My house is a disaster.
At breakfast, he tipped out his cup of water, so I put a lid on the cup. Then I turned around again to see him tip a half bowl of milk and cereal down himself, the chair, the floor… I cleaned him off, told him sternly “no tipping” and off he went upstairs with a scowl.
Five minutes later, darling husband says, “Why has he got ink on his hands?”
I dart out into the kitchen to see them looking at each other, both frowning as husband wipes off Mr 2’s hands.
I follow the ink trail up the staircase walls, wiping it off as I go and wondering if I’ll be able to actually get dressed this morning.

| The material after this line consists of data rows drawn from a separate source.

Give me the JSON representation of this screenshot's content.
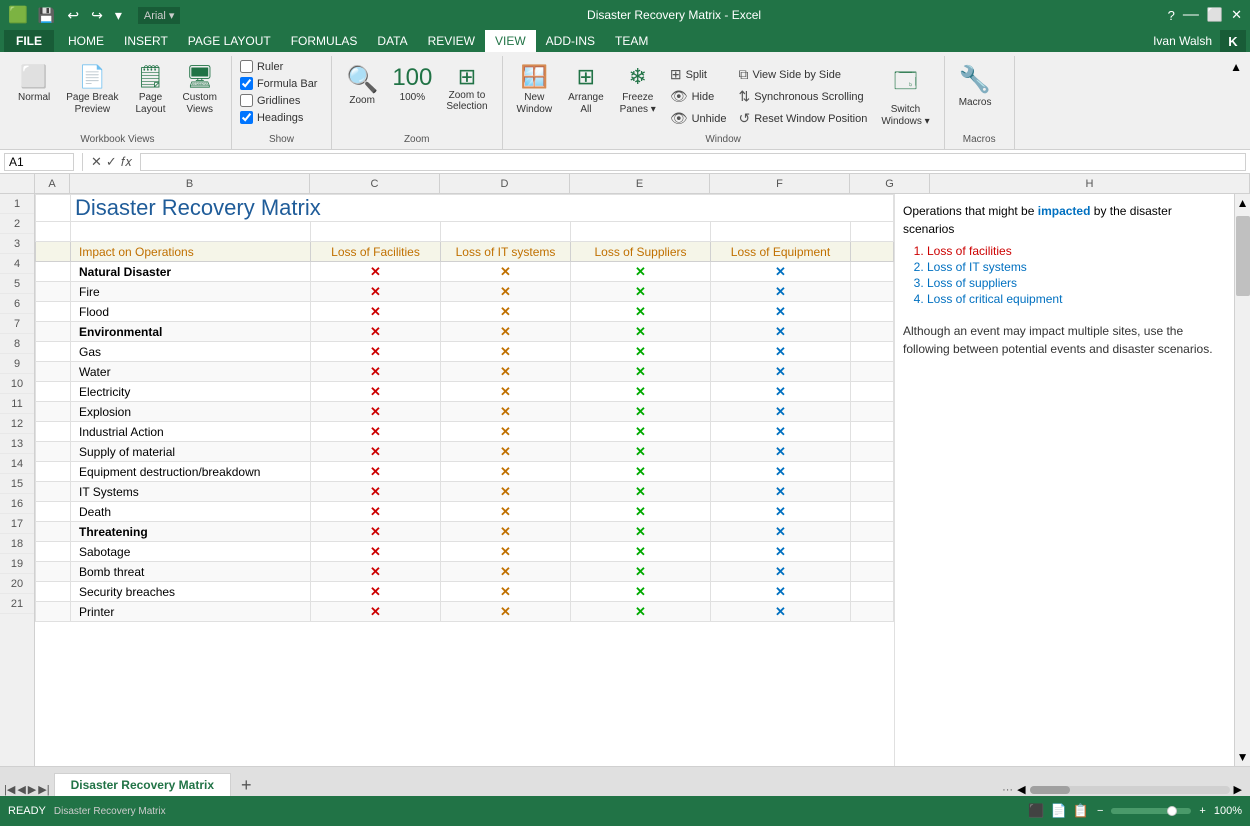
{
  "titleBar": {
    "title": "Disaster Recovery Matrix - Excel",
    "quickAccess": [
      "💾",
      "↩",
      "↪"
    ],
    "font": "Arial",
    "windowButtons": [
      "?",
      "—",
      "⬜",
      "✕"
    ]
  },
  "menuBar": {
    "fileLabel": "FILE",
    "items": [
      "HOME",
      "INSERT",
      "PAGE LAYOUT",
      "FORMULAS",
      "DATA",
      "REVIEW",
      "VIEW",
      "ADD-INS",
      "TEAM"
    ],
    "activeItem": "VIEW",
    "userName": "Ivan Walsh",
    "userInitial": "K"
  },
  "ribbon": {
    "workbookViewsLabel": "Workbook Views",
    "showLabel": "Show",
    "zoomLabel": "Zoom",
    "windowLabel": "Window",
    "macrosLabel": "Macros",
    "buttons": {
      "normal": "Normal",
      "pageBreak": "Page Break Preview",
      "pageLayout": "Page Layout",
      "customViews": "Custom Views",
      "zoom": "Zoom",
      "zoomPercent": "100%",
      "zoomToSelection": "Zoom to Selection",
      "newWindow": "New Window",
      "arrangeAll": "Arrange All",
      "freezePanes": "Freeze Panes",
      "split": "Split",
      "hide": "Hide",
      "unhide": "Unhide",
      "viewSideBySide": "View Side by Side",
      "syncScrolling": "Synchronous Scrolling",
      "resetWindowPosition": "Reset Window Position",
      "switchWindows": "Switch Windows",
      "macros": "Macros"
    },
    "checkboxes": {
      "ruler": "Ruler",
      "gridlines": "Gridlines",
      "formulaBar": "Formula Bar",
      "headings": "Headings"
    },
    "rulerChecked": false,
    "gridlinesChecked": false,
    "formulaBarChecked": true,
    "headingsChecked": true
  },
  "formulaBar": {
    "cellRef": "A1",
    "value": ""
  },
  "columnHeaders": [
    "A",
    "B",
    "C",
    "D",
    "E",
    "F",
    "G",
    "H"
  ],
  "spreadsheet": {
    "title": "Disaster Recovery Matrix",
    "tableHeaders": [
      "Impact on Operations",
      "Loss of Facilities",
      "Loss of IT systems",
      "Loss of Suppliers",
      "Loss of Equipment"
    ],
    "rows": [
      {
        "num": 1,
        "cells": [],
        "isTitle": true
      },
      {
        "num": 2,
        "cells": [],
        "isTitle": false
      },
      {
        "num": 3,
        "label": "Impact on Operations",
        "isBold": false,
        "isHeader": true
      },
      {
        "num": 4,
        "label": "Natural Disaster",
        "isBold": true
      },
      {
        "num": 5,
        "label": "Fire",
        "isBold": false
      },
      {
        "num": 6,
        "label": "Flood",
        "isBold": false
      },
      {
        "num": 7,
        "label": "Environmental",
        "isBold": true
      },
      {
        "num": 8,
        "label": "Gas",
        "isBold": false
      },
      {
        "num": 9,
        "label": "Water",
        "isBold": false
      },
      {
        "num": 10,
        "label": "Electricity",
        "isBold": false
      },
      {
        "num": 11,
        "label": "Explosion",
        "isBold": false
      },
      {
        "num": 12,
        "label": "Industrial Action",
        "isBold": false
      },
      {
        "num": 13,
        "label": "Supply of material",
        "isBold": false
      },
      {
        "num": 14,
        "label": "Equipment destruction/breakdown",
        "isBold": false
      },
      {
        "num": 15,
        "label": "IT Systems",
        "isBold": false
      },
      {
        "num": 16,
        "label": "Death",
        "isBold": false
      },
      {
        "num": 17,
        "label": "Threatening",
        "isBold": true
      },
      {
        "num": 18,
        "label": "Sabotage",
        "isBold": false
      },
      {
        "num": 19,
        "label": "Bomb threat",
        "isBold": false
      },
      {
        "num": 20,
        "label": "Security breaches",
        "isBold": false
      },
      {
        "num": 21,
        "label": "Printer",
        "isBold": false
      }
    ],
    "rowNums": [
      1,
      2,
      3,
      4,
      5,
      6,
      7,
      8,
      9,
      10,
      11,
      12,
      13,
      14,
      15,
      16,
      17,
      18,
      19,
      20,
      21
    ]
  },
  "sidePanel": {
    "introText": "Operations that might be impacted by the disaster scenarios",
    "highlightedWord": "impacted",
    "listItems": [
      {
        "num": 1,
        "text": "Loss of facilities",
        "color": "red"
      },
      {
        "num": 2,
        "text": "Loss of IT systems",
        "color": "blue"
      },
      {
        "num": 3,
        "text": "Loss of suppliers",
        "color": "blue"
      },
      {
        "num": 4,
        "text": "Loss of critical equipment",
        "color": "blue"
      }
    ],
    "footerNote": "Although an event may impact multiple sites, use the following between potential events and disaster scenarios."
  },
  "sheetTabs": {
    "tabs": [
      "Disaster Recovery Matrix"
    ],
    "addLabel": "+"
  },
  "statusBar": {
    "readyLabel": "READY",
    "zoomLevel": "100%"
  }
}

The trail ends with Miss 5 screeching – her brother has been in her room and played with her new stamp and inkpad set. Only he hasn’t used the stamps.

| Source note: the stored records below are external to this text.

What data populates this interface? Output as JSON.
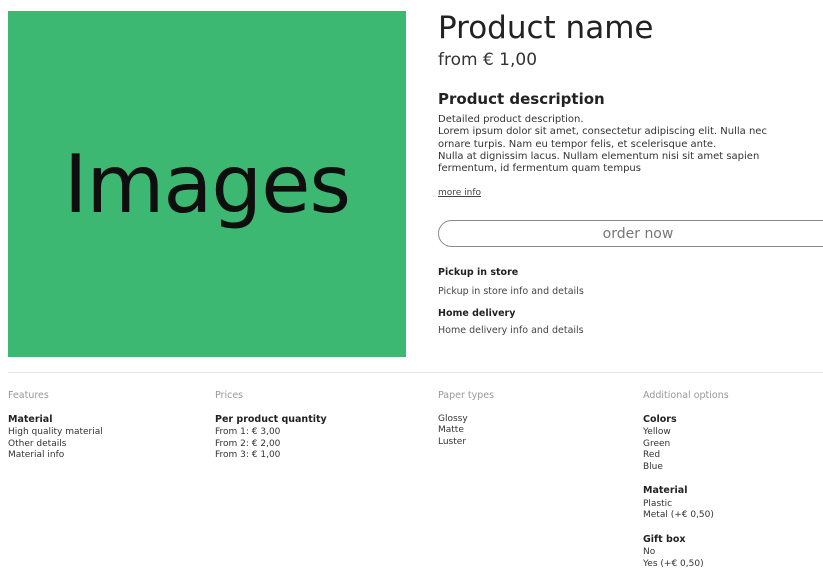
{
  "image_placeholder": "Images",
  "product": {
    "name": "Product name",
    "price": "from € 1,00",
    "description_title": "Product description",
    "description_lines": [
      "Detailed product description.",
      "Lorem ipsum dolor sit amet, consectetur adipiscing elit. Nulla nec",
      "ornare turpis. Nam eu tempor felis, et scelerisque ante.",
      "Nulla at dignissim lacus. Nullam elementum nisi sit amet sapien",
      "fermentum, id fermentum quam tempus"
    ],
    "more_info": "more info",
    "order_button": "order now"
  },
  "shipping": {
    "pickup_title": "Pickup in store",
    "pickup_text": "Pickup in store info and details",
    "delivery_title": "Home delivery",
    "delivery_text": "Home delivery info and details"
  },
  "features": {
    "heading": "Features",
    "subheading": "Material",
    "items": [
      "High quality material",
      "Other details",
      "Material info"
    ]
  },
  "prices": {
    "heading": "Prices",
    "subheading": "Per product quantity",
    "items": [
      "From 1: € 3,00",
      "From 2: € 2,00",
      "From 3: € 1,00"
    ]
  },
  "paper_types": {
    "heading": "Paper types",
    "items": [
      "Glossy",
      "Matte",
      "Luster"
    ]
  },
  "additional_options": {
    "heading": "Additional options",
    "colors_title": "Colors",
    "colors": [
      "Yellow",
      "Green",
      "Red",
      "Blue"
    ],
    "material_title": "Material",
    "material": [
      "Plastic",
      "Metal (+€ 0,50)"
    ],
    "giftbox_title": "Gift box",
    "giftbox": [
      "No",
      "Yes (+€ 0,50)"
    ]
  },
  "colors": {
    "image_bg": "#3db872"
  }
}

I try to soak the stains out of the carpet with some success.
Time is running out, so I abandon that task to focus on getting the girls ready for school.
The behaviour is normal. It’s actually a type of play pattern called a schema – in this case, we have trajectory. Basically, everything moves. Tables get swept clean, things are dropped on the floor, items are hurled about the room.
Whatever irritating behaviour your child shows, it’s likely to be a schema. Does your child constantly collect items and hide them in pockets and bags, or wrap everything? Enclosure or enveloping schema. Does your child mix things together a lot? Transformation schema.
Once we understand what it is that the child is actually doing and why, we can take steps to redirect the behaviours to make them less disruptive.
This website explains it all quite nicely:
Obviously, it takes work….
Once the school run is over, Mister 2 and I head home. I make myself a chamomile tea in an effort to relax and keep calm. I’m trying to cut down on coffee, you know, since apparently it’s bad to have more caffeine than blood running through your veins.
We head upstairs to play building blocks. I’m building away while Mr 2 alternatively helps by driving the blocks across the floor or roots through the toy box. (See? Everything in movement, including himself. No wonder I’m exhausted!)
He has a DVD between his teeth. Miss 9’s fave movie, no less. I take it away, telling him that it will scratch. As I find the case, I hear a thunk.
Mr Grump has retaliated and thrown my relaxing chamomile tea across the floor. Since it’s lukewarm (I make it with half cold water to drink straight away), I only briefly check for harm. The clever sod has thrown it away from himself and is bone dry.
“No tipping!” I tell him crossly.
I am no longer relaxed.
The irony of an irritated toddler throwing my calming tea across the carpet hits me full force.
I laugh, then go put the kettle on.
I’ll give up coffee tomorrow.